By: Rav Yechezkel Yakovson

From the volume of Shmot and onwards, the tribe of Levi emerges as the most  dominant and influential of the tribes. The mantel of leadership is placed  upon the shoulders of Moshe, Aharon and Miraim- the children of Amram and  Yocheved from the House of Levi. Subsequent to the sin of the Golden Calf,  the entire Levite tribe replaces the first-born in regards to performing the  divine service. The verse in Parshat Zot HaBracha encourages the Levites to  instruct the Jewish People in the laws and teachings of the Torah.

This positive mission is difficult to reconcile with the harsh words of  criticism that Yaakov delivered to Shimon and Levi in Parshat Vayechi.  Yaakov referred to the violent natures of Shimon and Levi, cured their anger  and called for their dispersal amongst the various sections of the Jewish  People. Yet, within a short period of time the Levites have assumed the  leadership of the Jewish Nation!

Apparently, Levi paid careful attention to the words of rebuke from Yaakov.  Levi internalized the message. Yaakov remarked that Levi possesses the  quality of zealotry; a fire that rages within the recesses of his soul.  Until that period of time, this tendency was manifested in inappropriate  times and places (towards the inhabitants of Shchem, the mistreatment of  Yosef).

Once Levi became cognizant of this trait, he could utilize it for sacred  purposes. Levi accepted the criticism of his misuse of zealotry. Consequent  to this realization, enthusiasm (hitlahavut) and dedication have become the  hallmarks of the tribe of Levi. The zealotry that the Levites displayed to  counter the sin of the Golden Calf saved the Jewish People. What a sea  change in the attitude towards the Levites from the words of Yaakov in  Parshat Vayechi to the warm blessings of Moshe in Parshat Zot HaBracha!

This concept has relevance for us as well. People differ from each other in  their characters and tendencies. All of us contain dominant tendencies and  character traits (middot). Some middot are considered positive; others are  viewed as negative. Yet, they all have a place in the Service of Hashem.

Our initial task is to identify and become familiar with our particular  qualities and tendencies. Afterwards we must control, refine and direct our  energies towards Service of Hashem. This is the intention of the prayer “and  place our portion (chelkaynu- the specific qualitites of each individual) in  Your Torah”.

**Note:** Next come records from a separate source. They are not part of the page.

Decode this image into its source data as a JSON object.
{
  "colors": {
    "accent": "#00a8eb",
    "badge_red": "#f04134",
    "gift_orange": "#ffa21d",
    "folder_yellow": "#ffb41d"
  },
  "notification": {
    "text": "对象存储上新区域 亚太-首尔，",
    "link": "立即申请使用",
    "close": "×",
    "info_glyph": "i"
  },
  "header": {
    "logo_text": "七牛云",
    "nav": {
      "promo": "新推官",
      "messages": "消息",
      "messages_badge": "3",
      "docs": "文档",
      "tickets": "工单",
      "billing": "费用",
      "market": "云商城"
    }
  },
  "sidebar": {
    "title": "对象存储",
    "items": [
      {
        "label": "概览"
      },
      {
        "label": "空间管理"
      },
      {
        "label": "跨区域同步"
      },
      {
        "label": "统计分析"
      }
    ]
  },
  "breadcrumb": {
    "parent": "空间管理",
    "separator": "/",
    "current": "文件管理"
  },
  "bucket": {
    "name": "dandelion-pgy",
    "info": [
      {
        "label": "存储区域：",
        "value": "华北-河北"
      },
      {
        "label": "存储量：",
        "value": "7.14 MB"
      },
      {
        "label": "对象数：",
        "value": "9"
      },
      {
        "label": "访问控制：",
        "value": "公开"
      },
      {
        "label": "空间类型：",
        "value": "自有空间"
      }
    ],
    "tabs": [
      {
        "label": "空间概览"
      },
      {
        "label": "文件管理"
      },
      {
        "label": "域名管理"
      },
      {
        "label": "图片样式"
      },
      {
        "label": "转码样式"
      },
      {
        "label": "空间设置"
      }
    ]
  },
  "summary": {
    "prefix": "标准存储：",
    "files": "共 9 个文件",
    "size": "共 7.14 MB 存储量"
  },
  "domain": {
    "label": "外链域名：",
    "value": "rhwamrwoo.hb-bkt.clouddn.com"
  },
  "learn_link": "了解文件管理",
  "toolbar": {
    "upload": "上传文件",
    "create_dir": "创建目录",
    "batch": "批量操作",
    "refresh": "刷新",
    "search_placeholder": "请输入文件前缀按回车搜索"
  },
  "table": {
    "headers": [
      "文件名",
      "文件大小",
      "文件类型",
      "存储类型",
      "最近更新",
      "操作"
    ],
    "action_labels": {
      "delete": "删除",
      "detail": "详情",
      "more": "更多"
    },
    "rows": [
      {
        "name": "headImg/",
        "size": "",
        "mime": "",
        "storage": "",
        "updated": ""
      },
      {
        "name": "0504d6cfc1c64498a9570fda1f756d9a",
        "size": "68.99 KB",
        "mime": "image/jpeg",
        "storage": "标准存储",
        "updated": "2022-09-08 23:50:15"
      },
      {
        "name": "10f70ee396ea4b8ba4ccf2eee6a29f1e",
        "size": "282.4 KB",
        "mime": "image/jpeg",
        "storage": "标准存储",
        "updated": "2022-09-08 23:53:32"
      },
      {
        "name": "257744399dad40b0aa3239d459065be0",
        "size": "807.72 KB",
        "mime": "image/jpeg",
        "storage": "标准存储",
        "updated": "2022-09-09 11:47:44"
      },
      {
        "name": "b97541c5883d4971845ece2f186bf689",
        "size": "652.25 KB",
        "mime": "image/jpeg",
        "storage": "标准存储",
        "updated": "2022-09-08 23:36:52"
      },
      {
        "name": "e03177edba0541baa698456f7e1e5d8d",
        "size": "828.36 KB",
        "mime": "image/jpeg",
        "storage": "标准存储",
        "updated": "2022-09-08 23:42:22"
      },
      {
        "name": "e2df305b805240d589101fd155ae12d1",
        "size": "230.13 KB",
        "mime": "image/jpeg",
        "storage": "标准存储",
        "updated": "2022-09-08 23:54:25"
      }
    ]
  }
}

Categorized under: 1: Parshat Shavua > Shmot
Uploaded: 1/17/2006 1:39:25 PM